**Exercise description**. Where an entry contains a picture, omit the picture and repeat the rest exactly.

Excerpts from a dataset
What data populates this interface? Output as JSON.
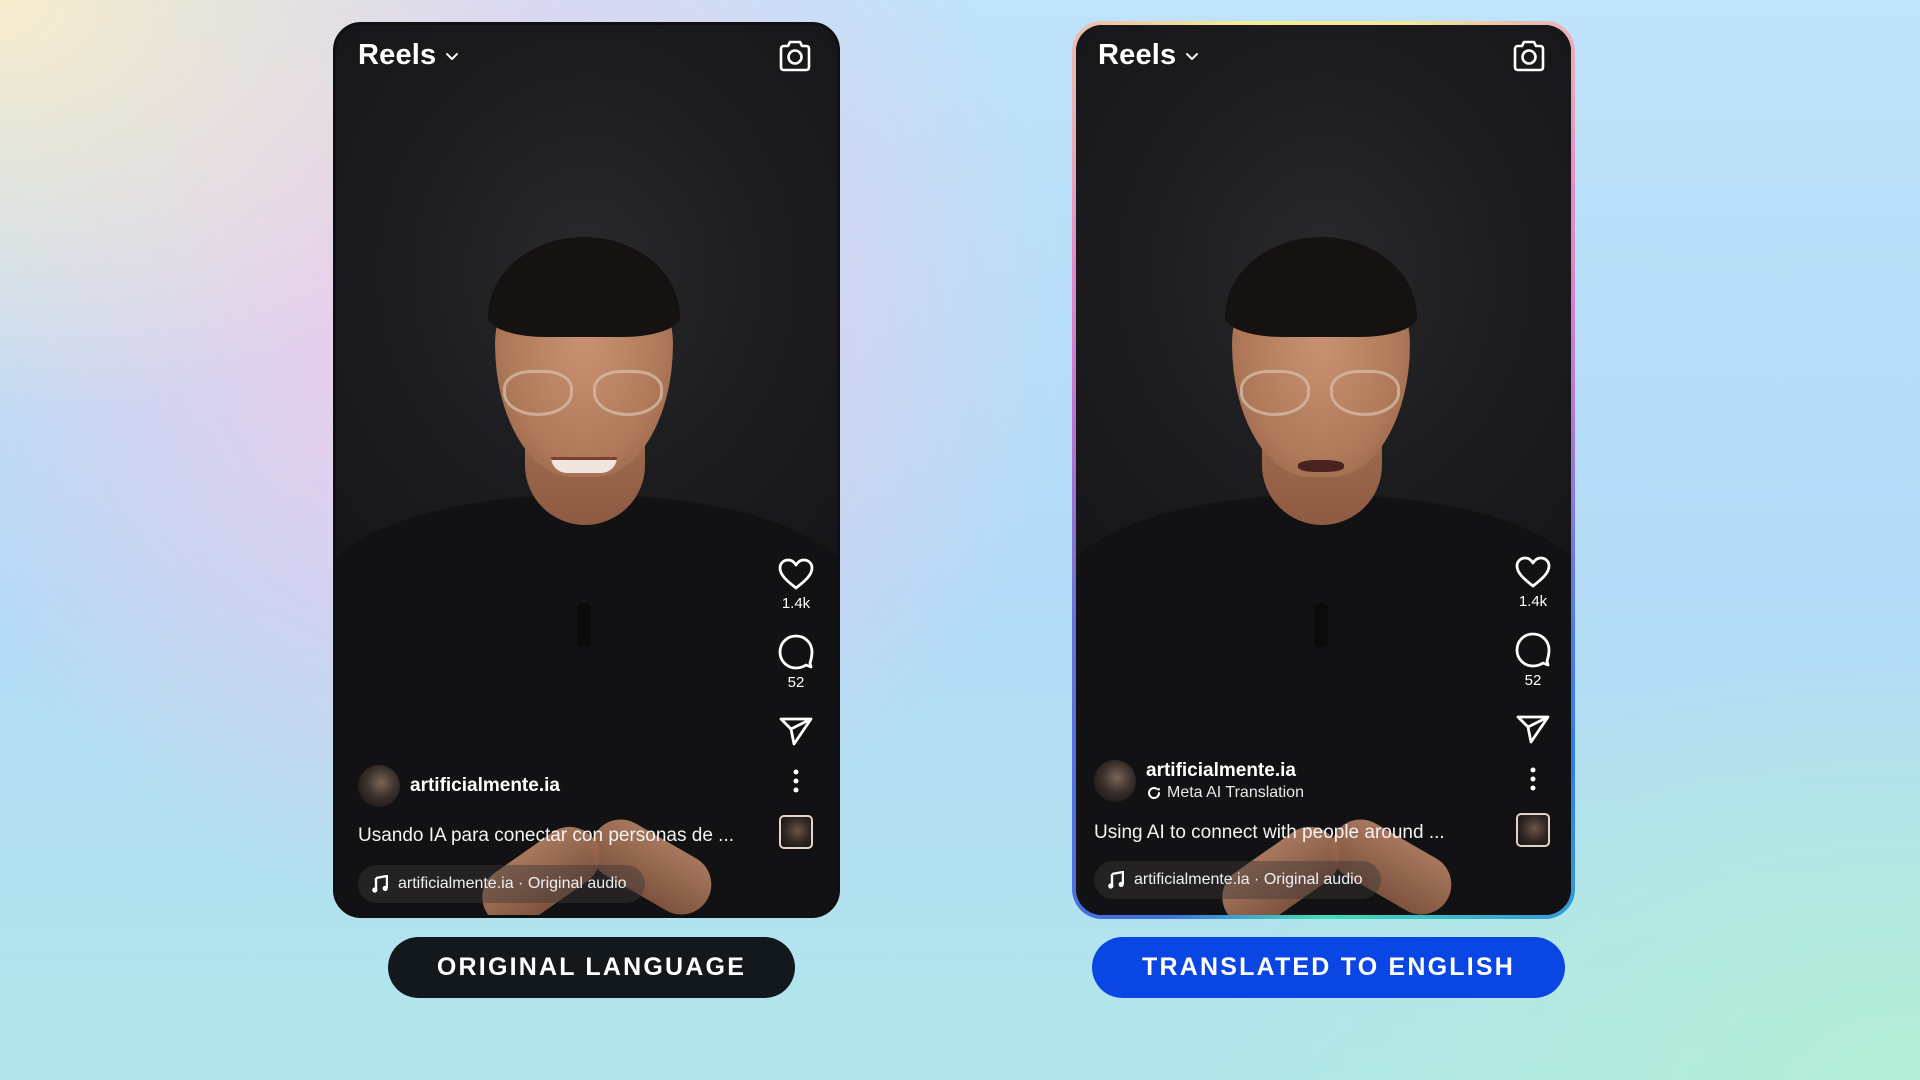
{
  "comparison": {
    "original": {
      "label": "ORIGINAL LANGUAGE",
      "label_color": "#13181d",
      "reel": {
        "title": "Reels",
        "likes": "1.4k",
        "comments": "52",
        "author": "artificialmente.ia",
        "caption": "Usando IA para conectar con personas de ...",
        "audio": "artificialmente.ia · Original audio"
      }
    },
    "translated": {
      "label": "TRANSLATED TO ENGLISH",
      "label_color": "#0a46e4",
      "reel": {
        "title": "Reels",
        "likes": "1.4k",
        "comments": "52",
        "author": "artificialmente.ia",
        "translation_tag": "Meta AI Translation",
        "caption": "Using AI to connect with people around ...",
        "audio": "artificialmente.ia · Original audio"
      }
    }
  },
  "icons": {
    "title_dropdown": "chevron-down-icon",
    "camera": "camera-icon",
    "like": "heart-icon",
    "comment": "comment-bubble-icon",
    "share": "paper-plane-icon",
    "more": "vertical-ellipsis-icon",
    "audio_note": "music-note-icon",
    "translation": "refresh-icon"
  }
}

**Written reply**.
What data populates this interface? Output as JSON.
{
  "comparison": {
    "original": {
      "label": "ORIGINAL LANGUAGE",
      "label_color": "#13181d",
      "reel": {
        "title": "Reels",
        "likes": "1.4k",
        "comments": "52",
        "author": "artificialmente.ia",
        "caption": "Usando IA para conectar con personas de ...",
        "audio": "artificialmente.ia · Original audio"
      }
    },
    "translated": {
      "label": "TRANSLATED TO ENGLISH",
      "label_color": "#0a46e4",
      "reel": {
        "title": "Reels",
        "likes": "1.4k",
        "comments": "52",
        "author": "artificialmente.ia",
        "translation_tag": "Meta AI Translation",
        "caption": "Using AI to connect with people around ...",
        "audio": "artificialmente.ia · Original audio"
      }
    }
  },
  "icons": {
    "title_dropdown": "chevron-down-icon",
    "camera": "camera-icon",
    "like": "heart-icon",
    "comment": "comment-bubble-icon",
    "share": "paper-plane-icon",
    "more": "vertical-ellipsis-icon",
    "audio_note": "music-note-icon",
    "translation": "refresh-icon"
  }
}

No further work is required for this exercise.